The venerable director who previously brought us classic movies and tv shows in the 70's and 80's hasn't made a legitimately good film in a decade and a half, and this is the third in a line of unforgivably awful holiday themed movies. They are the worst kind of sentimental tripe.
Not only is this film a waste of its cast's considerable combined talents, it is racist, sexist, homophobic, ableist, and a half dozen other ways bigoted. It searches for jokes by resorting to the worst of all human inclinations: making fun of someone because they're different. Just like mom taught us.
This is normally the place in the review you get a spoiler-free plot summary. But who gives a flying rat's ass? All those actors above? They're all in different situations, and their lives are tenuously connected enough to call this a single narrative. And it's Mother's Day in a few days.
Some people are dealing with divorce and remarriage, some people are estranged from their bigoted parents because they married people with dark skin or their same-sex partners. Julia Roberts has a daughter she never met. Meanwhile said daughter is thinking about getting married but can't until she finds her mom and I'm slowly dying inside just typing this garbage.
What jokes that exist are cheap and far too often made at the expense of people who are not white Christian heterosexuals who have conventional, Hollywood-thin body types. And even the privileged are made fun of, as suddenly all white people are bigots, men are uncomfortable buying tampons, etc.

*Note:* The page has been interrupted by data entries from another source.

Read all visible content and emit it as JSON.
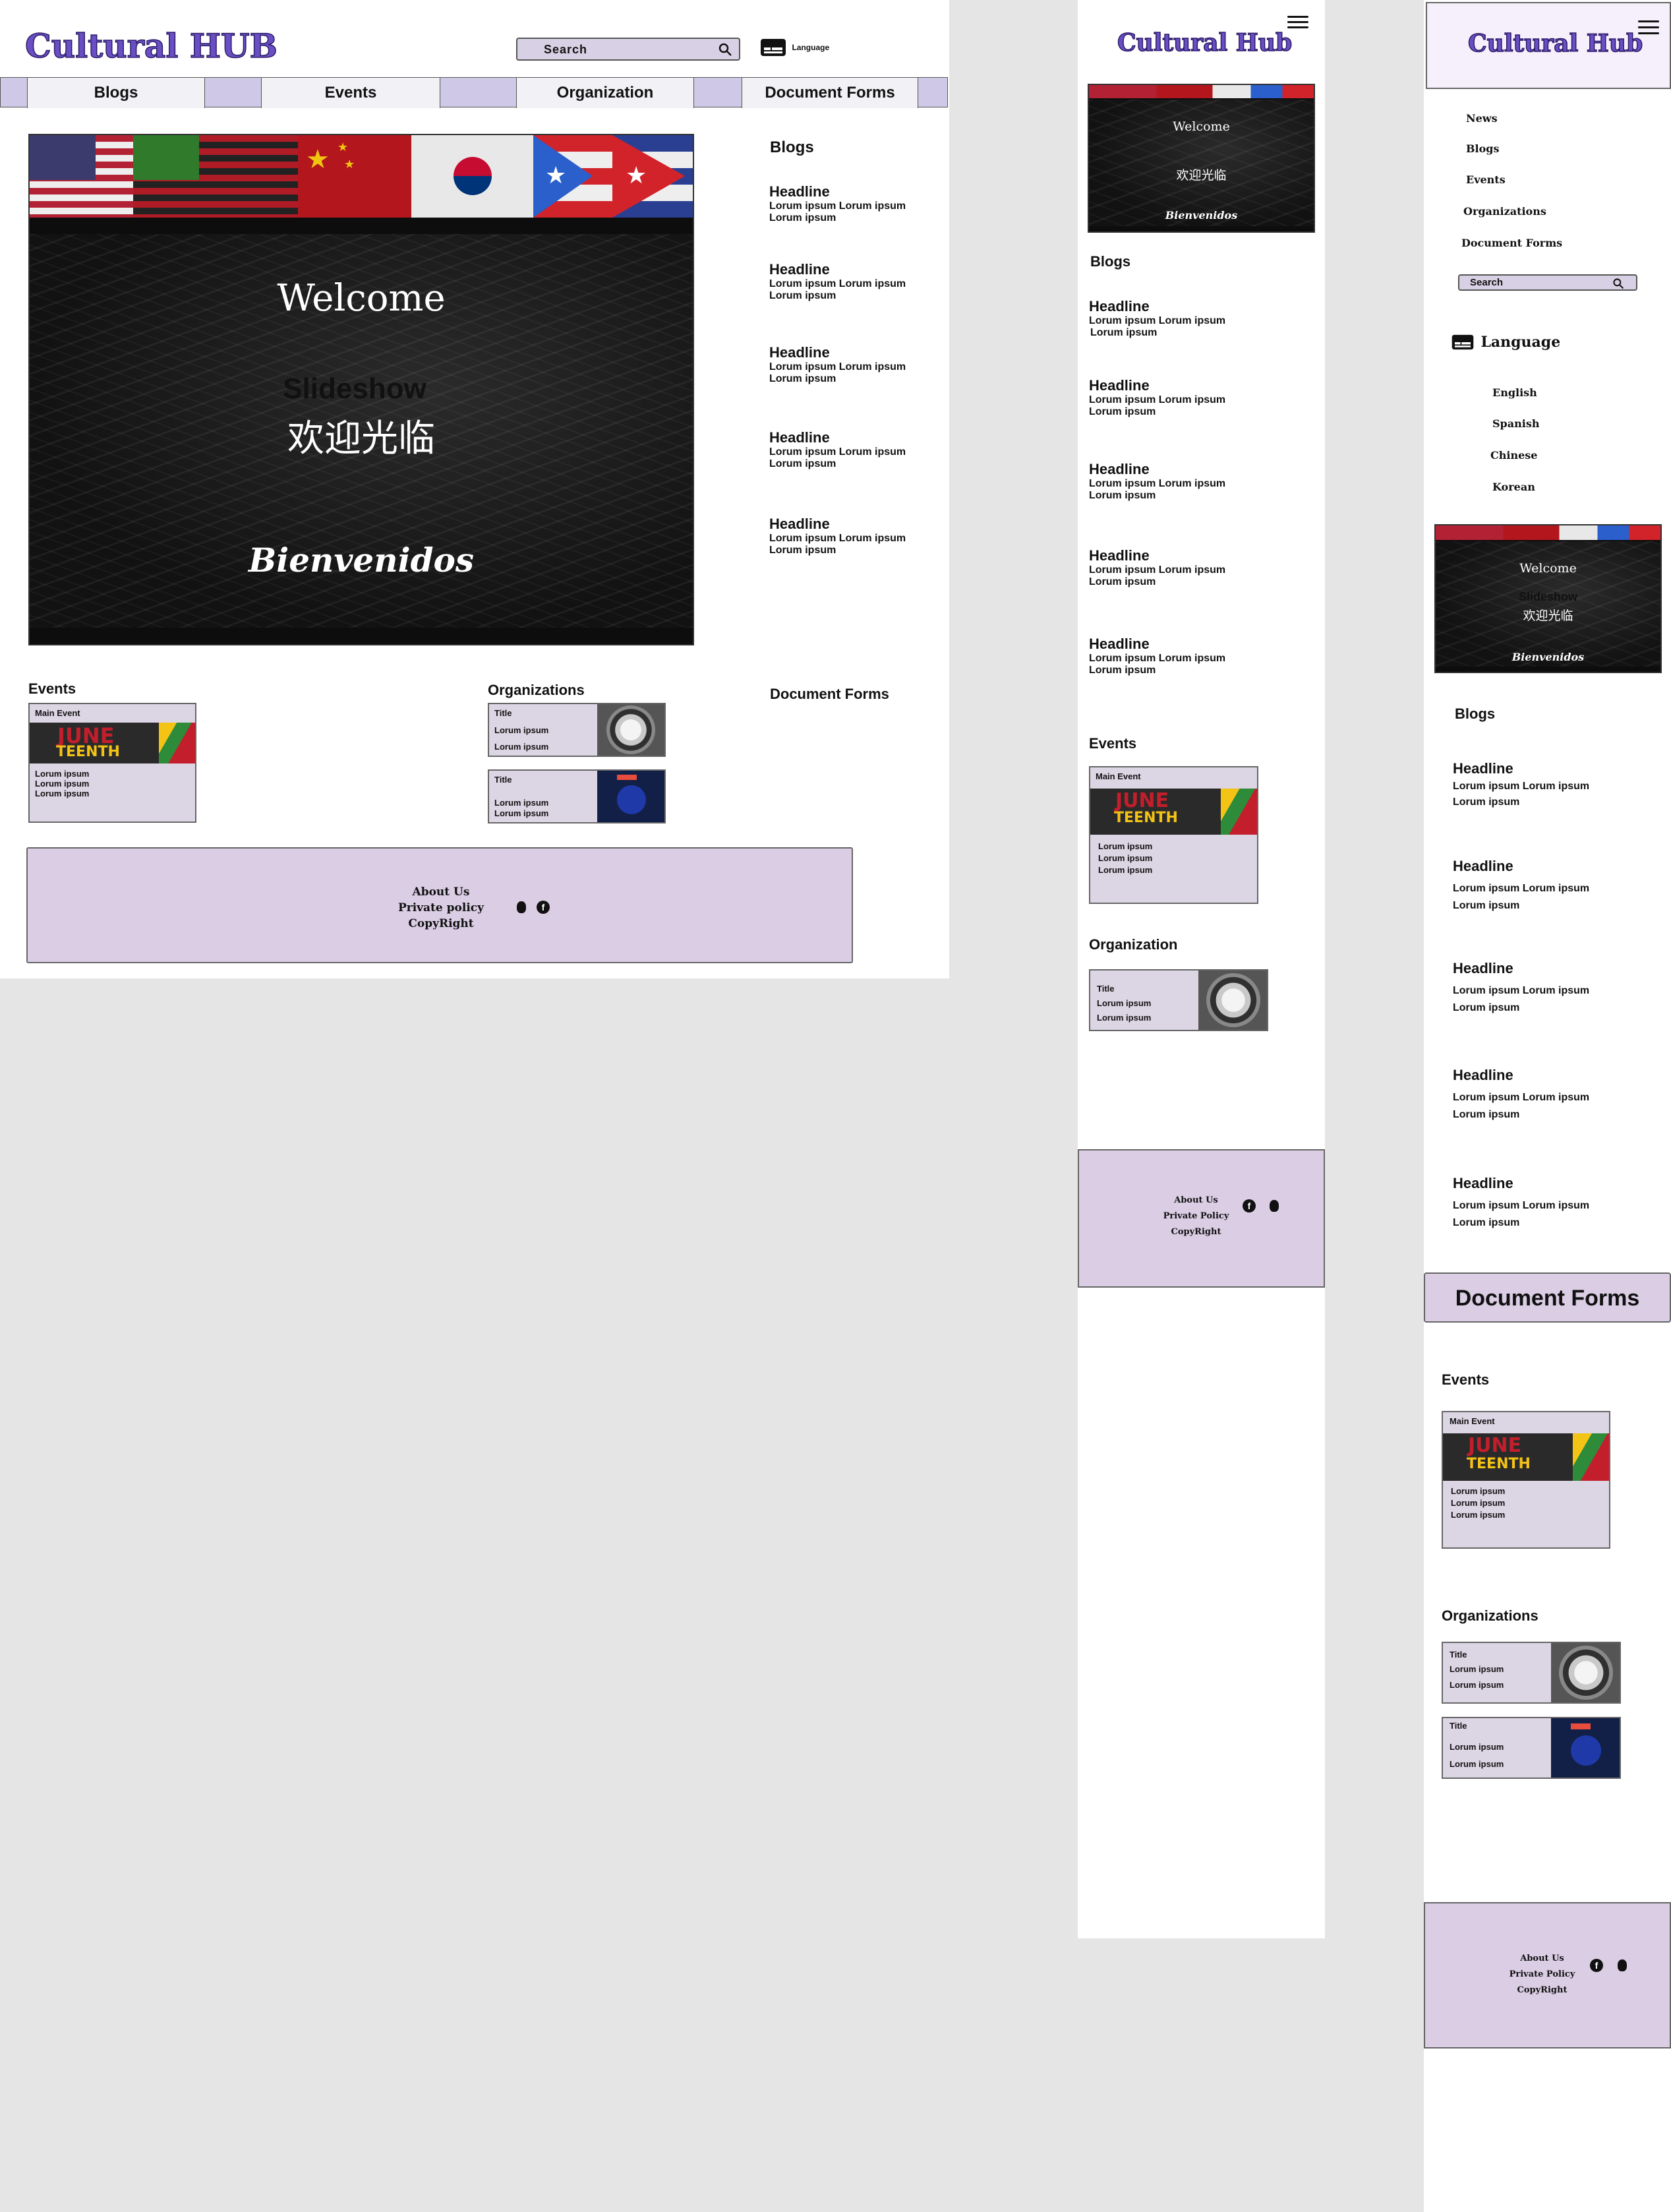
{
  "desktop": {
    "logo": "Cultural HUB",
    "search_placeholder": "Search",
    "language_label": "Language",
    "nav": [
      "Blogs",
      "Events",
      "Organization",
      "Document Forms"
    ],
    "hero": {
      "welcome": "Welcome",
      "slideshow": "Slideshow",
      "chinese": "欢迎光临",
      "spanish": "Bienvenidos"
    },
    "blogs_title": "Blogs",
    "blogs": [
      {
        "headline": "Headline",
        "l1": "Lorum ipsum Lorum ipsum",
        "l2": "Lorum ipsum"
      },
      {
        "headline": "Headline",
        "l1": "Lorum ipsum Lorum ipsum",
        "l2": "Lorum ipsum"
      },
      {
        "headline": "Headline",
        "l1": "Lorum ipsum Lorum ipsum",
        "l2": "Lorum ipsum"
      },
      {
        "headline": "Headline",
        "l1": "Lorum ipsum Lorum ipsum",
        "l2": "Lorum ipsum"
      },
      {
        "headline": "Headline",
        "l1": "Lorum ipsum Lorum ipsum",
        "l2": "Lorum ipsum"
      }
    ],
    "events_title": "Events",
    "main_event": {
      "label": "Main Event",
      "june": "JUNE",
      "teenth": "TEENTH",
      "lines": [
        "Lorum ipsum",
        "Lorum ipsum",
        "Lorum ipsum"
      ]
    },
    "organizations_title": "Organizations",
    "orgs": [
      {
        "title": "Title",
        "l1": "Lorum ipsum",
        "l2": "Lorum ipsum"
      },
      {
        "title": "Title",
        "l1": "Lorum ipsum",
        "l2": "Lorum ipsum"
      }
    ],
    "document_forms_title": "Document Forms",
    "footer": {
      "about": "About Us",
      "privacy": "Private policy",
      "copyright": "CopyRight"
    }
  },
  "tablet": {
    "logo": "Cultural Hub",
    "hero": {
      "welcome": "Welcome",
      "chinese": "欢迎光临",
      "spanish": "Bienvenidos"
    },
    "blogs_title": "Blogs",
    "blogs": [
      {
        "headline": "Headline",
        "l1": "Lorum ipsum Lorum ipsum",
        "l2": "Lorum ipsum"
      },
      {
        "headline": "Headline",
        "l1": "Lorum ipsum Lorum ipsum",
        "l2": "Lorum ipsum"
      },
      {
        "headline": "Headline",
        "l1": "Lorum ipsum Lorum ipsum",
        "l2": "Lorum ipsum"
      },
      {
        "headline": "Headline",
        "l1": "Lorum ipsum Lorum ipsum",
        "l2": "Lorum ipsum"
      },
      {
        "headline": "Headline",
        "l1": "Lorum ipsum Lorum ipsum",
        "l2": "Lorum ipsum"
      }
    ],
    "events_title": "Events",
    "main_event": {
      "label": "Main Event",
      "june": "JUNE",
      "teenth": "TEENTH",
      "lines": [
        "Lorum ipsum",
        "Lorum ipsum",
        "Lorum ipsum"
      ]
    },
    "organization_title": "Organization",
    "org": {
      "title": "Title",
      "l1": "Lorum ipsum",
      "l2": "Lorum ipsum"
    },
    "footer": {
      "about": "About Us",
      "privacy": "Private Policy",
      "copyright": "CopyRight"
    }
  },
  "mobile": {
    "logo": "Cultural Hub",
    "menu": [
      "News",
      "Blogs",
      "Events",
      "Organizations",
      "Document Forms"
    ],
    "search_placeholder": "Search",
    "language_label": "Language",
    "languages": [
      "English",
      "Spanish",
      "Chinese",
      "Korean"
    ],
    "hero": {
      "welcome": "Welcome",
      "slideshow": "Slideshow",
      "chinese": "欢迎光临",
      "spanish": "Bienvenidos"
    },
    "blogs_title": "Blogs",
    "blogs": [
      {
        "headline": "Headline",
        "l1": "Lorum ipsum Lorum ipsum",
        "l2": "Lorum ipsum"
      },
      {
        "headline": "Headline",
        "l1": "Lorum ipsum Lorum ipsum",
        "l2": "Lorum ipsum"
      },
      {
        "headline": "Headline",
        "l1": "Lorum ipsum Lorum ipsum",
        "l2": "Lorum ipsum"
      },
      {
        "headline": "Headline",
        "l1": "Lorum ipsum Lorum ipsum",
        "l2": "Lorum ipsum"
      },
      {
        "headline": "Headline",
        "l1": "Lorum ipsum Lorum ipsum",
        "l2": "Lorum ipsum"
      }
    ],
    "document_forms_title": "Document Forms",
    "events_title": "Events",
    "main_event": {
      "label": "Main Event",
      "june": "JUNE",
      "teenth": "TEENTH",
      "lines": [
        "Lorum ipsum",
        "Lorum ipsum",
        "Lorum ipsum"
      ]
    },
    "organizations_title": "Organizations",
    "orgs": [
      {
        "title": "Title",
        "l1": "Lorum ipsum",
        "l2": "Lorum ipsum"
      },
      {
        "title": "Title",
        "l1": "Lorum ipsum",
        "l2": "Lorum ipsum"
      }
    ],
    "footer": {
      "about": "About Us",
      "privacy": "Private Policy",
      "copyright": "CopyRight"
    }
  },
  "icons": [
    "search-icon",
    "language-icon",
    "menu-icon",
    "facebook-icon",
    "github-icon"
  ],
  "colors": {
    "accent": "#6a4fc4",
    "lilac": "#dacde4",
    "nav_fill": "#f2f1f6",
    "nav_spacer": "#cfc8e6"
  }
}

Perhaps the most offensive thing is how cliched it all is. You expect people to pay $10 a ticket and you give them this? No. We do that outside.
Everyone should be offended by this movie. First because it's not funny. A lot of offensive movies can be forgiven if they actually make you laugh and think (see "Blazing Saddles," "South Park," etc).
Second, you may not notice, but the movie is making fun of you. Yes, you. No matter who you are, this movie has something offensive to say about you.
If you're a conservative it's calling you a bigot. And if you're a liberal it's making fun of people who are different. The script is not laughing with you, the jokes are laughing at you.
Rather than using racism or bigotry in your jokes to break down stereotypes and laugh at their ridiculousness in the first place, this does nothing more than reinforce the worst prejudices people already have. And again, it's not funny. At one point, a character retorts to an offensive stereotype of Muslims, misdirected at Indian-Americans, "I don't understand that joke, but it sounds racist." Us too. Us too.
And the worst part of it? The cast is so good and charming, they can almost make this bearable. Like if you had very poor taste in comedy and don't care to rub more than two brain cells together while watching movies (is your favorite tv comedy "Two and a Half Men?"), then you might think this was enjoyable. Every single person who starred in this movie deserves better.
And guess what? Most of them have done other excellent work in the last year. Want to see Julia Roberts in a movie playing a mother? (Well, first of all, "Stepmom" is like a classic tearjerker, but let's keep it within the last year.) Check out "The Secret in Their Eyes" where she tries to investigate and move past the murder of her daughter-- with a huge twist. Go see that. She's great in it.
Want to see Jason Sudeikis in a rom-com? "Sleeping With Other People."
Sarah Chalke? Go watch two seasons of "Rick and Morty" where she plays the mom there, too.
The point is, you don't need to swing a stick very far to find almost anything better than this.
If you love and treasure your mother, or the mother of your children, or whomever you want to honor this Mother's Day, for the love of all that is holy about motherhood, do not take them anywhere near a theater playing this abysmal film. To keep Garry Marshall from making any more of these movies, we must not pay this film any attention at all. Put it out of your mind and forget it. You'll thank me for it.
(0 out of 10)